Copy of The first publicly accessible park in Wales, Sophia Gardens, Cardiff
Sophia Gardens was the first publicly accessible park in Wales. Created in 1857, the gardens take their name from Sophia, widow of the Second Marquess of Bute (pictured right).
The Bute family owned Cardiff Castle and vast tracts of land in the area, as well as Cardiff’s thriving docks. Sophia is pronounced with the stress on the “i” and rhymes with “higher”.
The park was the brainchild of the young Third Marquess of Bute, who had spent time in continental Europe with his mother, Lady Sophia (1809-1859), where they had seen the large parks created for use by the public. On their return the Marquess decided they should create a similar park in Cardiff, so the gardens were laid out to provide recreational space. In March 1857 the press reported that in the coming summer “an ornamental walk and pleasure ground of exquisite taste in design” would be presented to Cardiff’s inhabitants, who would be able to “promenade amidst fragrant flowers and shady trees”. No such ground existed anywhere else in Wales, and Cardiff would set “a noble example to other towns”.
Victorian drawing of Sophia Gardens
By the early 20th century residents from the adjoining neighbourhoods of Riverside, Canton and Pontcanna used the recreation field at Sophia Gardens for cricket, rugby and football.
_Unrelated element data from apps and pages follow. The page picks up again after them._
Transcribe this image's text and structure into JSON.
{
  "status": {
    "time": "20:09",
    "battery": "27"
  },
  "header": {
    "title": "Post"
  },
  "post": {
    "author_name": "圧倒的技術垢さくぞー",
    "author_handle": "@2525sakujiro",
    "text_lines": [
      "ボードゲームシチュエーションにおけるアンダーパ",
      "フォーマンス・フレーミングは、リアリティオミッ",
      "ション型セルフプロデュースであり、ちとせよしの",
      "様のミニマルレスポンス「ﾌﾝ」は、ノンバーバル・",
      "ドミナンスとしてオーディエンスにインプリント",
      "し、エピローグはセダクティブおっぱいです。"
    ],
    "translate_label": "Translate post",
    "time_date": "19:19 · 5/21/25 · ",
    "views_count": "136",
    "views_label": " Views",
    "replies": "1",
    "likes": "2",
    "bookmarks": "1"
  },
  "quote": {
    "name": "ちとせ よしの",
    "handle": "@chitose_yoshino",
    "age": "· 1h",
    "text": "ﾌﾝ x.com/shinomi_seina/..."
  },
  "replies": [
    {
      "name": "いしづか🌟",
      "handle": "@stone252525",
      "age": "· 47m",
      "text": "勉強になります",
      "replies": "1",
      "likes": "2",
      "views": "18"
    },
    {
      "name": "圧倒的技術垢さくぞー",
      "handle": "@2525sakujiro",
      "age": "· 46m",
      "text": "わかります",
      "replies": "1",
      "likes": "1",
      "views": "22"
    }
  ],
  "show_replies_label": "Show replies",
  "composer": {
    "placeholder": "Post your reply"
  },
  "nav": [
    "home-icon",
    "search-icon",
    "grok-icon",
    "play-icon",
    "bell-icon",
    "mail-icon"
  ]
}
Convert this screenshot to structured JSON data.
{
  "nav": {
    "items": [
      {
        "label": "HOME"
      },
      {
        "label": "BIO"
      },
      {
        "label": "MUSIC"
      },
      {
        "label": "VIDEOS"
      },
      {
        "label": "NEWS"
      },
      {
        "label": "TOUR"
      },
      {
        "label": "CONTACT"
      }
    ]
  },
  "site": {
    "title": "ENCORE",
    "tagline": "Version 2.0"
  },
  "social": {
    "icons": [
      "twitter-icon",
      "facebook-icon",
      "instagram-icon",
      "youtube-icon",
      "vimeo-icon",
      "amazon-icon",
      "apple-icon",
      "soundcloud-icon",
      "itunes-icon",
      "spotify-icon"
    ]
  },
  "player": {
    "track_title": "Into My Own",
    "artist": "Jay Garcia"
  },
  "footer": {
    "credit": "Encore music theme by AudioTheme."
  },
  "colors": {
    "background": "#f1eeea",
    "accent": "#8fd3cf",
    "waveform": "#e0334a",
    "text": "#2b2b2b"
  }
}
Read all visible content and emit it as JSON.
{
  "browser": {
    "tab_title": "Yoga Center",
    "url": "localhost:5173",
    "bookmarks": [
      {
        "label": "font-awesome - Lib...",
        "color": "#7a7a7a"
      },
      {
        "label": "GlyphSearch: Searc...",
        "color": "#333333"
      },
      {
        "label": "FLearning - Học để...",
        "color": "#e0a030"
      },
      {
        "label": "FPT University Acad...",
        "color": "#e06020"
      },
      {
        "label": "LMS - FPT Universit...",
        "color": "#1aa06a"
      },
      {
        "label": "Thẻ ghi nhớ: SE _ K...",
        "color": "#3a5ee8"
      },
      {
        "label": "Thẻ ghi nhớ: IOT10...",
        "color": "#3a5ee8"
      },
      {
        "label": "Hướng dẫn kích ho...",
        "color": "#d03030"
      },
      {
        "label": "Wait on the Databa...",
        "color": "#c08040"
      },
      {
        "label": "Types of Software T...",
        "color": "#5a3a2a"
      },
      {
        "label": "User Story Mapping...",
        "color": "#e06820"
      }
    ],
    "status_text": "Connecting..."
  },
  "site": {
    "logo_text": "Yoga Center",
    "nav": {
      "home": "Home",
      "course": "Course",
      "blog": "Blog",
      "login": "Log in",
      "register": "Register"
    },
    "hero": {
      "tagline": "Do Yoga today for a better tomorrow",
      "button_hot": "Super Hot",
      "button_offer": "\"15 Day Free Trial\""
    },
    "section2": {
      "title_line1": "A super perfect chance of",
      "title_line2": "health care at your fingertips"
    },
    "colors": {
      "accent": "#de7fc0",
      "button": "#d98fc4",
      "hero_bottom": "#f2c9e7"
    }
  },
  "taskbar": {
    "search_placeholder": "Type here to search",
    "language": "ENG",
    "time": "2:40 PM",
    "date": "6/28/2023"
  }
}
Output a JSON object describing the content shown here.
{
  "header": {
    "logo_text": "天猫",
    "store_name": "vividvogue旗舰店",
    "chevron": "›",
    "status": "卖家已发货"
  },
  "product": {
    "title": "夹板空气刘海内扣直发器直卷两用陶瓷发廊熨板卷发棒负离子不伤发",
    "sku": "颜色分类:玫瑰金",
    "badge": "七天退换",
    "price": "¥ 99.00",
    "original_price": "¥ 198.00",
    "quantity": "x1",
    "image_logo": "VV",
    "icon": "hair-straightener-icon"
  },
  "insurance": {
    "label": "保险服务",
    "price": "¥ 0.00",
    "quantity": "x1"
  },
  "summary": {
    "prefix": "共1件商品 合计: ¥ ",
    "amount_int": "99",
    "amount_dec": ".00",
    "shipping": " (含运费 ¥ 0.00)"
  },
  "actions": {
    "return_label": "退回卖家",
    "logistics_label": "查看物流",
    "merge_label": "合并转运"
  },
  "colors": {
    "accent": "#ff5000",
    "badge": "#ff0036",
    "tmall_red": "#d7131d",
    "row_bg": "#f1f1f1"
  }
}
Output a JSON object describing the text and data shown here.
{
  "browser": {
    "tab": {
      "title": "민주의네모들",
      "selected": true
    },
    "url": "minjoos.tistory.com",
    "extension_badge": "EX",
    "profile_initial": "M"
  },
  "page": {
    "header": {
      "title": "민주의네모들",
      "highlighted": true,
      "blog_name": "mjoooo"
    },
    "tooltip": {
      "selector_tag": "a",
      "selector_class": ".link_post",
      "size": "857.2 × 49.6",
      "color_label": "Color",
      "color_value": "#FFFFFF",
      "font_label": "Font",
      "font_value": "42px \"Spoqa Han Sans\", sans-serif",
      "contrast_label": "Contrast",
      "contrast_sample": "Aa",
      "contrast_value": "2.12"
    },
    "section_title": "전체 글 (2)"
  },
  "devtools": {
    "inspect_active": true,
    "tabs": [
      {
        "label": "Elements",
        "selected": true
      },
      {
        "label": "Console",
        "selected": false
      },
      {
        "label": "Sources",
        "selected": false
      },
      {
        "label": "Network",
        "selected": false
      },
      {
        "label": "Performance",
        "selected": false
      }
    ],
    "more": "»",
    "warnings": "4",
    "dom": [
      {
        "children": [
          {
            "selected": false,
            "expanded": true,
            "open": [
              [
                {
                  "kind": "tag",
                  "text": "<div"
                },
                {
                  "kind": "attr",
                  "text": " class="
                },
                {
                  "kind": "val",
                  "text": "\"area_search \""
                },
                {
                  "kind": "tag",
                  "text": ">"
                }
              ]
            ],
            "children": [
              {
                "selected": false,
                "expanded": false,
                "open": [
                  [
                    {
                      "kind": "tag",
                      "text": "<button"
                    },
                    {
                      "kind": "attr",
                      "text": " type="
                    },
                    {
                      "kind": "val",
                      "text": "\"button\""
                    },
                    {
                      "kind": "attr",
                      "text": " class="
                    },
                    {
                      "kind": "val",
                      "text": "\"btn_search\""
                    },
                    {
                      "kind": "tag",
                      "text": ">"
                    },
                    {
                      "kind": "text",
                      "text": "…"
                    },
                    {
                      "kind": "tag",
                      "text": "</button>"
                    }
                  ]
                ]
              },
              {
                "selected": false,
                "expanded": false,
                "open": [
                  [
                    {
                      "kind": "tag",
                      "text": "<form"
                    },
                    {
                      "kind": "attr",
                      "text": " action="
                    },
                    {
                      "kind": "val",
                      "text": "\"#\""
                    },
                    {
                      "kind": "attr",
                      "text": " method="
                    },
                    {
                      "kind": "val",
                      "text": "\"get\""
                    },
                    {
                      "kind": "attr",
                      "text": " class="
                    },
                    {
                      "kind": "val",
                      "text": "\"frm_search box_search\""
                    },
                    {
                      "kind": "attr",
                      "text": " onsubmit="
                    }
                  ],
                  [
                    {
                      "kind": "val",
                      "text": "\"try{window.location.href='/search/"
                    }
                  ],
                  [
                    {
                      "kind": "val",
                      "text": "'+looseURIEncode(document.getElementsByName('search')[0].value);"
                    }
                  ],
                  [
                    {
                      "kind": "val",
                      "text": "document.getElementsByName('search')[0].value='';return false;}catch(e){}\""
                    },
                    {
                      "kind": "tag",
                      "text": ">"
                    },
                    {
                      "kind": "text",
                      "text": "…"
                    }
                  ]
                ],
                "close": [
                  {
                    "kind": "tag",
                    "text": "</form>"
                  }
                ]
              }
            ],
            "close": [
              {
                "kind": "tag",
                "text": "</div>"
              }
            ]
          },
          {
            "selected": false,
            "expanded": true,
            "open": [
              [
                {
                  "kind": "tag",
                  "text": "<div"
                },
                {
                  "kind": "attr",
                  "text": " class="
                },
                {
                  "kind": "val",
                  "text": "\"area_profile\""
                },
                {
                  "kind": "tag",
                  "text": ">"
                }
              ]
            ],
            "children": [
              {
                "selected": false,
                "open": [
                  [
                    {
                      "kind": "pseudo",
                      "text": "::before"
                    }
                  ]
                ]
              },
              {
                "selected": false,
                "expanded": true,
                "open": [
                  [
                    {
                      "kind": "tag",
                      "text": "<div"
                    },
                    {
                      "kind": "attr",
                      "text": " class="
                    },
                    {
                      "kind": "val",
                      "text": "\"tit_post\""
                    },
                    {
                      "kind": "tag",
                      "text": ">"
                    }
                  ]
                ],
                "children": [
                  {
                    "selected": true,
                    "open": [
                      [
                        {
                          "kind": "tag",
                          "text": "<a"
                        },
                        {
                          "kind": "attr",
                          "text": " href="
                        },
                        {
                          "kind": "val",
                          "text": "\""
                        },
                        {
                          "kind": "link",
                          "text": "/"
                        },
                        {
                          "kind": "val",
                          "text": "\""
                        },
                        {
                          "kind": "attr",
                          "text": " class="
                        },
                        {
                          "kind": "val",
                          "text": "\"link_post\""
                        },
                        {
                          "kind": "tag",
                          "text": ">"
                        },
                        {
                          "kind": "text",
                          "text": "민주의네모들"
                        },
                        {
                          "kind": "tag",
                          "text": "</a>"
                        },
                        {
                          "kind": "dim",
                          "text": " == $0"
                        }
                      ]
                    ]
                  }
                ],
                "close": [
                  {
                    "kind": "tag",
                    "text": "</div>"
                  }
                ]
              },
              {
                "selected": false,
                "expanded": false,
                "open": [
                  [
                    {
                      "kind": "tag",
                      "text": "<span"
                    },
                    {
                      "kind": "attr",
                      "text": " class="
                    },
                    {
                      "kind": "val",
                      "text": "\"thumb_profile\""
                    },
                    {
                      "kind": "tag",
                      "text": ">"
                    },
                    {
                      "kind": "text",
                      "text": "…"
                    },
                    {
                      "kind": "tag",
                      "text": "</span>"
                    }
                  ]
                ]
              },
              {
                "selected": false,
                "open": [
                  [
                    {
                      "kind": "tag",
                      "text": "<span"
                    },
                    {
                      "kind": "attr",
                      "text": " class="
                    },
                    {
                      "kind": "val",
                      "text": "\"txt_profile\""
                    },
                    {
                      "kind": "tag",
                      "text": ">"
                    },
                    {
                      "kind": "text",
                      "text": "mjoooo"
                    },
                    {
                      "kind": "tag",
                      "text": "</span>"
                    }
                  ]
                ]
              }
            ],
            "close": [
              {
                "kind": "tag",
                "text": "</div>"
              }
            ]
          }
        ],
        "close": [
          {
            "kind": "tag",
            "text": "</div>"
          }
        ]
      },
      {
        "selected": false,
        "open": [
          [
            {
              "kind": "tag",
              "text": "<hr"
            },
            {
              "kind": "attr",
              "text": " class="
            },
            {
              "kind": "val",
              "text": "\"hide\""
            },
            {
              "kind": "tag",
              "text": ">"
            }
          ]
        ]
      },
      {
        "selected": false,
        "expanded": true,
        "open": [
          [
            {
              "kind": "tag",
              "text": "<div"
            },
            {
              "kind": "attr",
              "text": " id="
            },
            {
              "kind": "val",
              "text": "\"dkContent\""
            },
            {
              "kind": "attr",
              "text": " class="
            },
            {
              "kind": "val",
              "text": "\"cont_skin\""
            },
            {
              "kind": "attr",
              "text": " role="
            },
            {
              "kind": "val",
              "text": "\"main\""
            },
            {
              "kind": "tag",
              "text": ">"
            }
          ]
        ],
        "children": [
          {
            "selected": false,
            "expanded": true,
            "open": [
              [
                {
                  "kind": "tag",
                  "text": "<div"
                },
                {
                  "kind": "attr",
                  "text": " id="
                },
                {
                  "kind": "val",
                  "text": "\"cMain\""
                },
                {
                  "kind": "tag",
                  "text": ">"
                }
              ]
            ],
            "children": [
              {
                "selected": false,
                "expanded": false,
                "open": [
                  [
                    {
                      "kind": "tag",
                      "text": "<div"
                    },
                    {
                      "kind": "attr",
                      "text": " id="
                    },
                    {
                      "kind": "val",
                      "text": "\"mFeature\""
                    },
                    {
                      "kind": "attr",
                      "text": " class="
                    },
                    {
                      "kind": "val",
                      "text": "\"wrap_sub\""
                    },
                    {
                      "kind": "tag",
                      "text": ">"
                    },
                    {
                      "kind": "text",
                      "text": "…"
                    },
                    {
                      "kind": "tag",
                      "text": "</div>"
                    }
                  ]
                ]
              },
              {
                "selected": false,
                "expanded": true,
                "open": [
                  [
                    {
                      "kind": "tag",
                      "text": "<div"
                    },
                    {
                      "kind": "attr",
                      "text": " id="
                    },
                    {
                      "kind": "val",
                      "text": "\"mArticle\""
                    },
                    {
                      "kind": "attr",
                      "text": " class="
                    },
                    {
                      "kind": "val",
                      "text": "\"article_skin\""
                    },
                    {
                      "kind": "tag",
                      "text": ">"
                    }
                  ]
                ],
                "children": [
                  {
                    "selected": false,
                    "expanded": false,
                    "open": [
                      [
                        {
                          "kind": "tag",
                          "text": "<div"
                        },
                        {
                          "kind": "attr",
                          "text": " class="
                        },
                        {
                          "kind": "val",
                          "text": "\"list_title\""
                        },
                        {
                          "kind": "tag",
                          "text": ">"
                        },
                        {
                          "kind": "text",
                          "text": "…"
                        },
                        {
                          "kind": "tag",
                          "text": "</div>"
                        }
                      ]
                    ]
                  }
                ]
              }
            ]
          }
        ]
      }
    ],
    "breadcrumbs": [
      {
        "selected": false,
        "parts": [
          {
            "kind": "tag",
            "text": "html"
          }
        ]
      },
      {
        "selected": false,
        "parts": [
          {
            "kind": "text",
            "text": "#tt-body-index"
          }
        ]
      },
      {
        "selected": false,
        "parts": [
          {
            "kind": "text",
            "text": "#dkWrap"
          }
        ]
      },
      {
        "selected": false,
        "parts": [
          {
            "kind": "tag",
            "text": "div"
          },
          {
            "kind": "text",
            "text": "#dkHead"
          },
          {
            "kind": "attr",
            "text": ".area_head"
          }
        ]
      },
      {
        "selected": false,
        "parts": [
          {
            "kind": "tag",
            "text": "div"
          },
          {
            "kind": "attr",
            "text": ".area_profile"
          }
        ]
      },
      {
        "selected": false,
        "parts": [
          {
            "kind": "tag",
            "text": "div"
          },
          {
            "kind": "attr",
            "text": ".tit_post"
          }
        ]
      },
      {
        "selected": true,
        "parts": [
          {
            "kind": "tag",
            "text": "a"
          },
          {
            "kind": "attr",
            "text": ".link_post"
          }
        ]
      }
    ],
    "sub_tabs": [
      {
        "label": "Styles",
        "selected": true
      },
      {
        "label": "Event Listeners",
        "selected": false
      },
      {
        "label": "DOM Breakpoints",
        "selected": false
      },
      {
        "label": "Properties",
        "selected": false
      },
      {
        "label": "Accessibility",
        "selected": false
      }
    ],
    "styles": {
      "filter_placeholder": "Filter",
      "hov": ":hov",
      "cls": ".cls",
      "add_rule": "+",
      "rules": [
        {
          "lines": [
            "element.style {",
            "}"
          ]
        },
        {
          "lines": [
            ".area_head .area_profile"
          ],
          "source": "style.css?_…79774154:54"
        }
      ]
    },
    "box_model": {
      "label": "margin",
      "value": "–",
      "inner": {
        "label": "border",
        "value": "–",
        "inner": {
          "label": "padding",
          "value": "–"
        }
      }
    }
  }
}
In 1905, Riverside Football Club – which had begun life as a cricket team – decided to change their name to Cardiff City FC, although it was some time before the Football Association of Wales accepted the new name. It was here that Cardiff City played their first recorded match, in 1906, against Barry West End.
Since 1967 Sophia Gardens has been the home ground of Glamorgan County Cricket Club.
Need help to find Sophia Gardens? Click here for a map